How these five drinks are sinking your training

Stay hydrated. Common knowledge when getting active on the indoor soccer pitch or in the gym. We’ve all heard this and hardly need any reminding of it. We also know that a few beers can also quench our thirst like nothing else, but is not exactly the best liquid to ingest before a hard-gaining session.

“When your body is dehydrated, you don’t have the proper muscle power, accuracy, and balance you need to complete a decent workout,” says Angela Onsgard, R.D., resident nutritionist at Miraval Resort & Spa in Tucson, Arizona.

But what you put in your body pre-workout definitely matters. According to Columbia University, you’re supposed to drink 20 ounces of water two hours before a workout, another eight ounces during warm-up, and an additional eight ounces every 10 to 20 minutes depending on the amount of sweat you’re producing.

That’s a lot of liquid—so let’s make sure you’re sipping the right stuff.

Here what you should never chug before a workout.


Save any drinks with dairy for after the workout.

“Dairy-containing beverages are better to consume post-workout as opposed to before or during,” says Onsgard.

Since milk contains protein, carbohydrates, and fat, it takes a lot of time to digest, she says.

Instead, try whey protein packets mixed with filtered water. You’ll get the benefits of the protein, minus the fat and longer digestion time you’d get with dairy.


As a kid, you might have loved those squeezable Capri Sun packs, but they’re just not the best choice to drink before your workout.
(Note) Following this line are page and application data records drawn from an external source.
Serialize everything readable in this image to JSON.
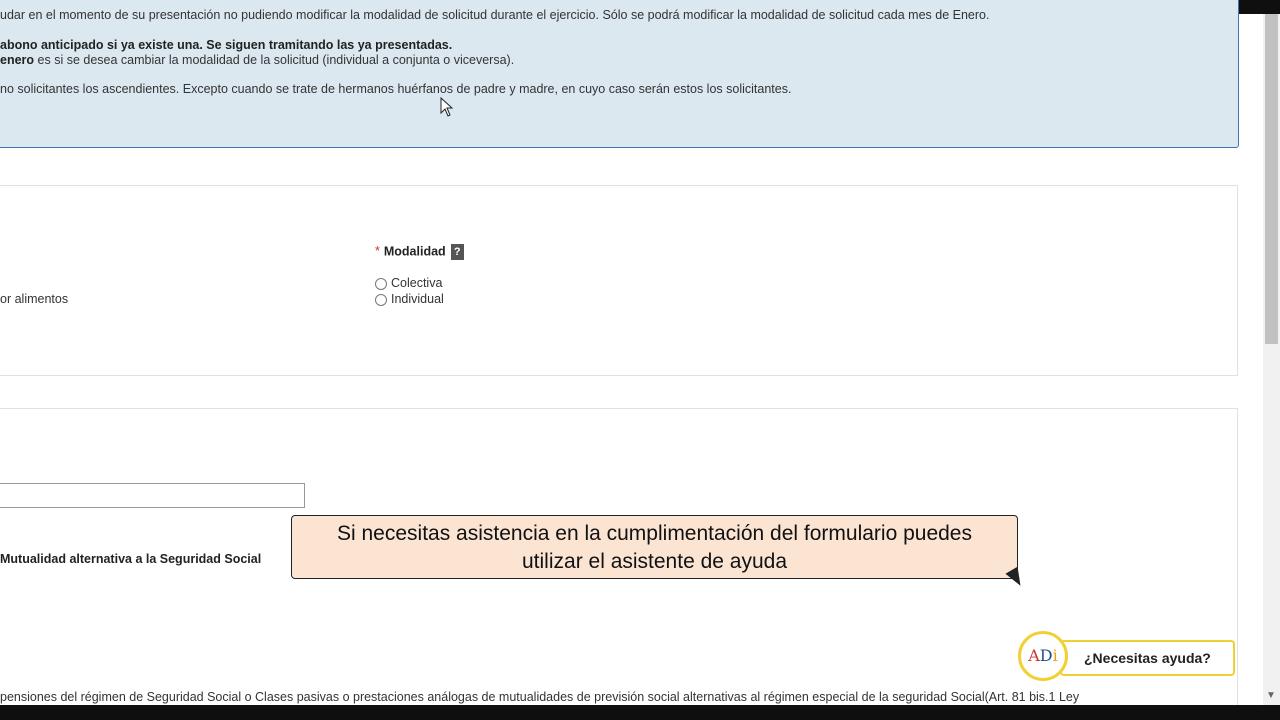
{
  "info": {
    "line_cut": "udar en el momento de su presentación no pudiendo modificar la modalidad de solicitud durante el ejercicio. Sólo se podrá modificar la modalidad de solicitud cada mes de Enero.",
    "line1": "abono anticipado si ya existe una. Se siguen tramitando las ya presentadas.",
    "line2_bold": "enero",
    "line2_rest": " es si se desea cambiar la modalidad de la solicitud (individual a conjunta o viceversa).",
    "line3": "no solicitantes los ascendientes. Excepto cuando se trate de hermanos huérfanos de padre y madre, en cuyo caso serán estos los solicitantes."
  },
  "form": {
    "modalidad_label": "Modalidad",
    "help_glyph": "?",
    "option_colectiva": "Colectiva",
    "option_individual": "Individual",
    "left_label": "or alimentos",
    "mutualidad_label": "Mutualidad alternativa a la Seguridad Social",
    "bottom_text": "pensiones del régimen de Seguridad Social o Clases pasivas o prestaciones análogas de mutualidades de previsión social alternativas al régimen especial de la seguridad Social(Art. 81 bis.1 Ley"
  },
  "tooltip": {
    "line1": "Si necesitas asistencia en la cumplimentación del formulario puedes",
    "line2": "utilizar el asistente de ayuda"
  },
  "help_widget": {
    "label": "¿Necesitas ayuda?",
    "logo_a": "A",
    "logo_d": "D",
    "logo_i": "i"
  },
  "colors": {
    "info_bg": "#dce8f0",
    "info_border": "#3c76b2",
    "tooltip_bg": "#fce4d3",
    "help_border": "#f0d033"
  }
}
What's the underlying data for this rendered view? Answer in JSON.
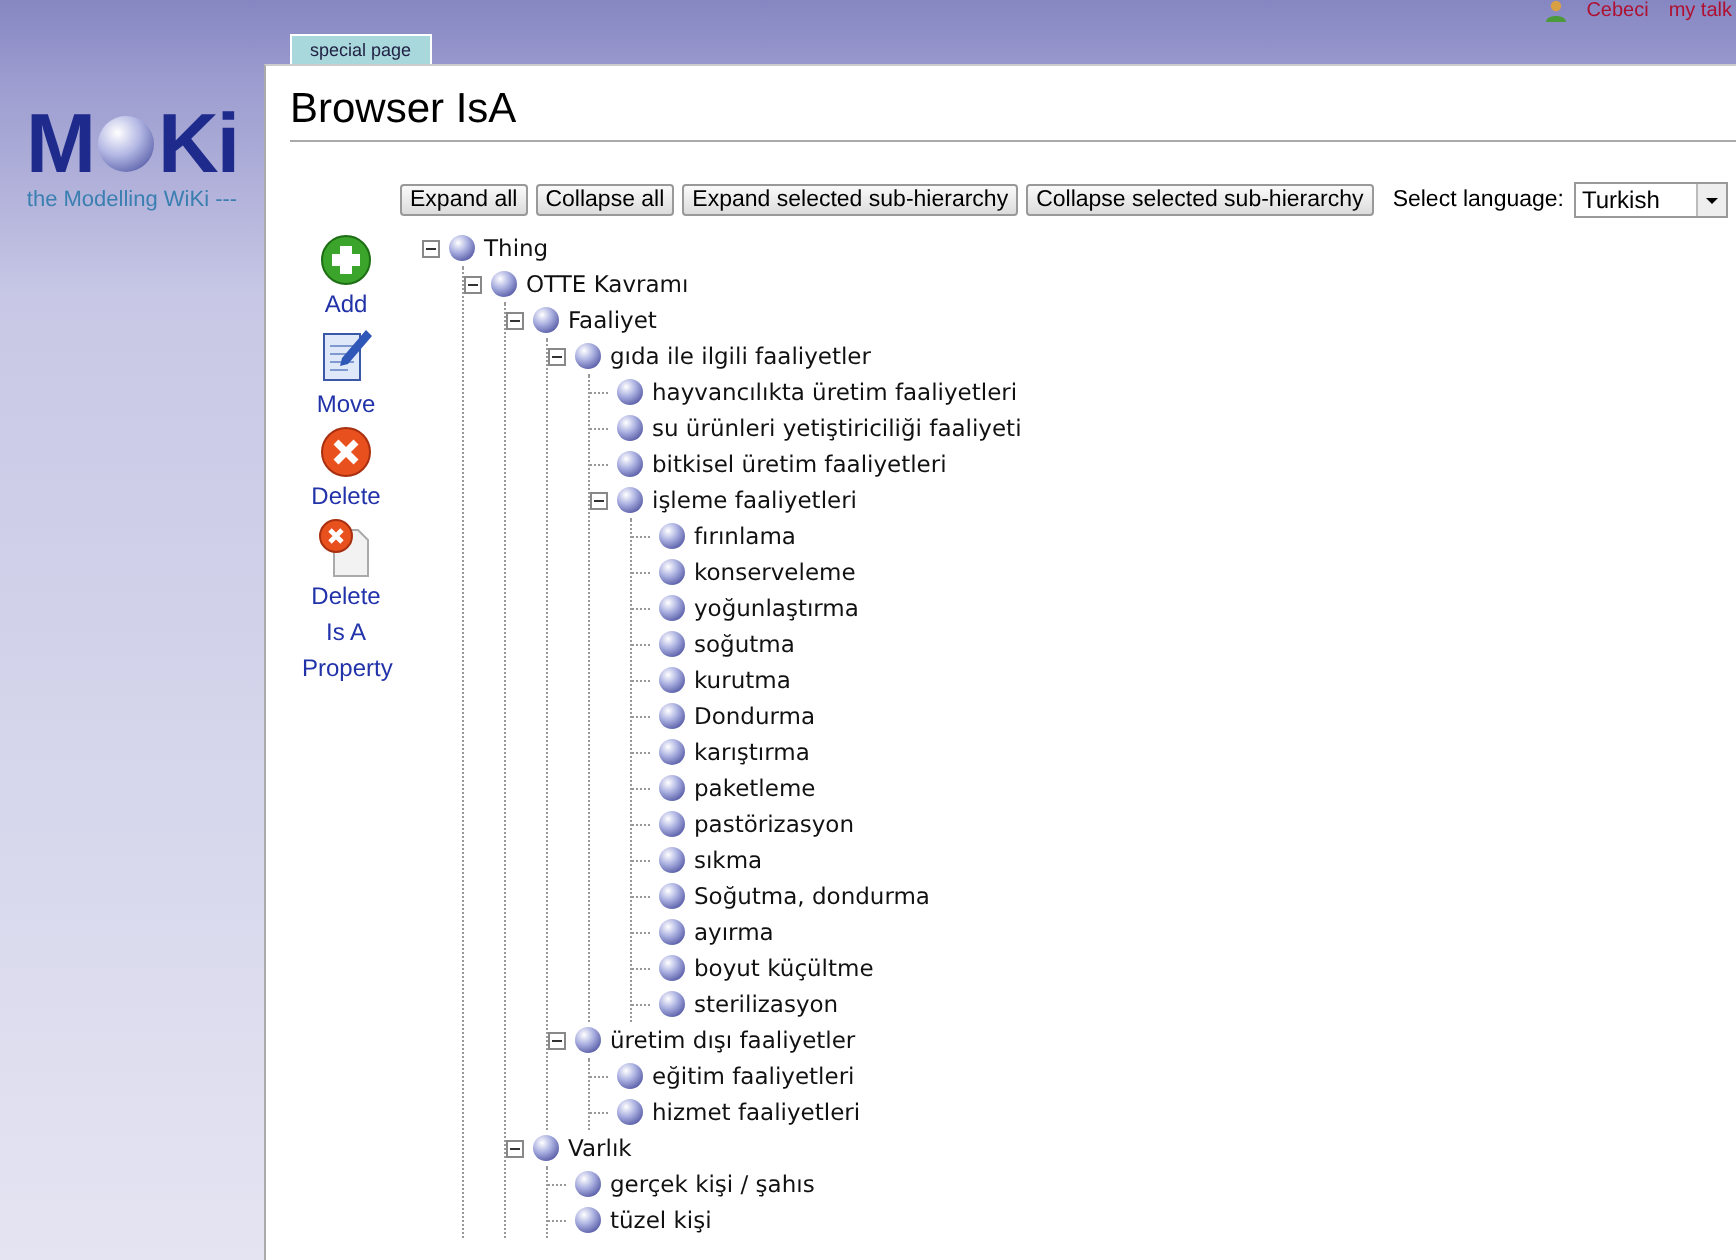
{
  "logo": {
    "left": "M",
    "right": "Ki",
    "tagline": "the Modelling WiKi ---"
  },
  "tab": {
    "label": "special page",
    "selected": true
  },
  "user_links": [
    "Cebeci",
    "my talk"
  ],
  "title": "Browser IsA",
  "toolbar": {
    "buttons": [
      "Expand all",
      "Collapse all",
      "Expand selected sub-hierarchy",
      "Collapse selected sub-hierarchy"
    ],
    "language_label": "Select language:",
    "language": "Turkish"
  },
  "actions": [
    {
      "kind": "add",
      "label": "Add"
    },
    {
      "kind": "move",
      "label": "Move"
    },
    {
      "kind": "delete",
      "label": "Delete"
    },
    {
      "kind": "delete-property",
      "label": "Delete Is A Property"
    }
  ],
  "tree": [
    {
      "label": "Thing",
      "expanded": true,
      "children": [
        {
          "label": "OTTE Kavramı",
          "expanded": true,
          "children": [
            {
              "label": "Faaliyet",
              "expanded": true,
              "children": [
                {
                  "label": "gıda ile ilgili faaliyetler",
                  "expanded": true,
                  "children": [
                    {
                      "label": "hayvancılıkta üretim faaliyetleri"
                    },
                    {
                      "label": "su ürünleri yetiştiriciliği faaliyeti"
                    },
                    {
                      "label": "bitkisel üretim faaliyetleri"
                    },
                    {
                      "label": "işleme faaliyetleri",
                      "expanded": true,
                      "children": [
                        {
                          "label": "fırınlama"
                        },
                        {
                          "label": "konserveleme"
                        },
                        {
                          "label": "yoğunlaştırma"
                        },
                        {
                          "label": "soğutma"
                        },
                        {
                          "label": "kurutma"
                        },
                        {
                          "label": "Dondurma"
                        },
                        {
                          "label": "karıştırma"
                        },
                        {
                          "label": "paketleme"
                        },
                        {
                          "label": "pastörizasyon"
                        },
                        {
                          "label": "sıkma"
                        },
                        {
                          "label": "Soğutma, dondurma"
                        },
                        {
                          "label": "ayırma"
                        },
                        {
                          "label": "boyut küçültme"
                        },
                        {
                          "label": "sterilizasyon"
                        }
                      ]
                    }
                  ]
                },
                {
                  "label": "üretim dışı faaliyetler",
                  "expanded": true,
                  "children": [
                    {
                      "label": "eğitim faaliyetleri"
                    },
                    {
                      "label": "hizmet faaliyetleri"
                    }
                  ]
                }
              ]
            },
            {
              "label": "Varlık",
              "expanded": true,
              "children": [
                {
                  "label": "gerçek kişi / şahıs"
                },
                {
                  "label": "tüzel kişi"
                }
              ]
            }
          ]
        }
      ]
    }
  ]
}
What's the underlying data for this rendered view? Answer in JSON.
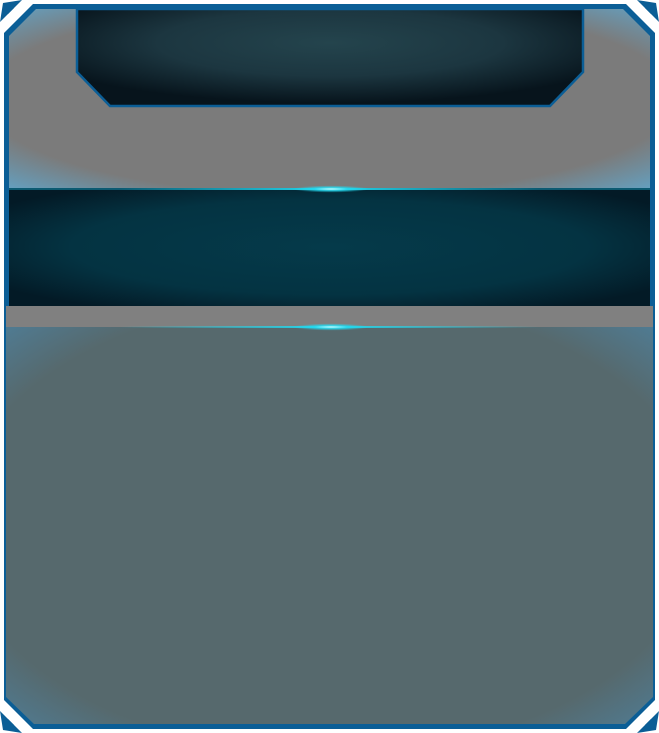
{
  "panel": {
    "theme": "sci-fi game window frame",
    "colors": {
      "frame_border": "#0b5e96",
      "frame_border_light": "#1a7fbf",
      "upper_fill": "#7b7b7b",
      "upper_edge_glow": "#5fa8cf",
      "title_slot_dark": "#07141c",
      "title_slot_mid": "#24444d",
      "band_dark": "#031a26",
      "band_mid": "#053a4a",
      "separator_gray": "#808080",
      "content_fill": "#56696d",
      "content_edge": "#4f7d96",
      "accent_glow": "#22d8ee"
    },
    "icons": {
      "corner_ornament": "corner-notch-icon",
      "divider_glow": "cyan-glow-line"
    }
  }
}
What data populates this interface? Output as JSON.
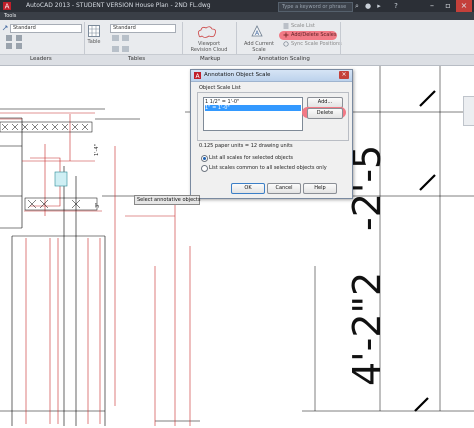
{
  "titlebar": {
    "title": "AutoCAD 2013 - STUDENT VERSION    House Plan - 2ND FL.dwg",
    "search_placeholder": "Type a keyword or phrase"
  },
  "ribbon": {
    "tab": "Tools",
    "leaders_style": "Standard",
    "tables_style": "Standard",
    "buttons": {
      "table": "Table",
      "viewport_revision_cloud": "Viewport Revision Cloud",
      "add_current_scale": "Add Current Scale",
      "scale_list": "Scale List",
      "add_delete_scales": "Add/Delete Scales",
      "sync_scale_positions": "Sync Scale Positions"
    },
    "panels": [
      "Leaders",
      "Tables",
      "Markup",
      "Annotation Scaling"
    ]
  },
  "dialog": {
    "title": "Annotation Object Scale",
    "group_label": "Object Scale List",
    "scales": [
      "1 1/2\" = 1'-0\"",
      "1\" = 1'-0\""
    ],
    "selected_index": 1,
    "add_label": "Add...",
    "delete_label": "Delete",
    "units_text": "0.125  paper units = 12  drawing units",
    "radio_all": "List all scales for selected objects",
    "radio_common": "List scales common to all selected objects only",
    "radio_selected": "all",
    "ok": "OK",
    "cancel": "Cancel",
    "help": "Help"
  },
  "tooltip": "Select annotative objects",
  "colors": {
    "highlight": "#f27a86",
    "selection": "#3399ff",
    "accent": "#c91f1f"
  }
}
“Most of these fruity drinks are loaded with high-fructose corn syrup (HFCS), a manmade sweetener that’s been shown to initiate liver dysfunction, metabolic syndrome, and obesity,” says Onsgard.

Instead, add some flavor to your water with fresh citrus fruits, berries, mint, or basil.

“Or opt for coconut water, which replenishes the electrolytes you’ll lose during your workout,” Onsgard says.


This one might sound like a given—but even sipping a beer hours before you go to the gym can mess up your workout.

“Alcohol is dehydrating, inflammatory, and negatively impacts balance and decision-making,” says Onsgard.

Not ideal when you’re trying to decide how much weight to lift.

“If you need a pick-me-up, have some coffee of the dark roast variety (which has less caffeine than lighter roasts),” Onsgard says. “[It] can increase alertness and improve exercise performance.”


Fizzy drinks, like soda and seltzer, can cause bloating, abdominal pain, and gas.

They also contain significant amounts of sodium, which draws water out of the body’s cells and can cause dehydration.

If you’re a diet soda fiend, know that most brands contain aspartame, an artificial sweetener that’s been linked to a number of side effects such as migraines, dizziness, memory loss, and mood swings.

“Instead of soda, go for an iced-cold green tea drink,” says Onsgard. “It’s naturally high in antioxidants and is shown to reduce the risk of several types of cancer.”


Most sports drinks on the market are actually loaded with sugar  and contain little-to-no nutrition.

“You might get some added vitamins and electrolytes from some brands on the market, but the high sugar content goes right through your system to cause an energy crash later on,” says Onsgard.

“It can wreak havoc on your hormonal system and is a strain for your body to process, on top of the repairing requirements that follow a workout.”

Instead, gulp down some additive-free tomato juice, which provides potassium, has natural sugars, and promotes healthy blood pressure.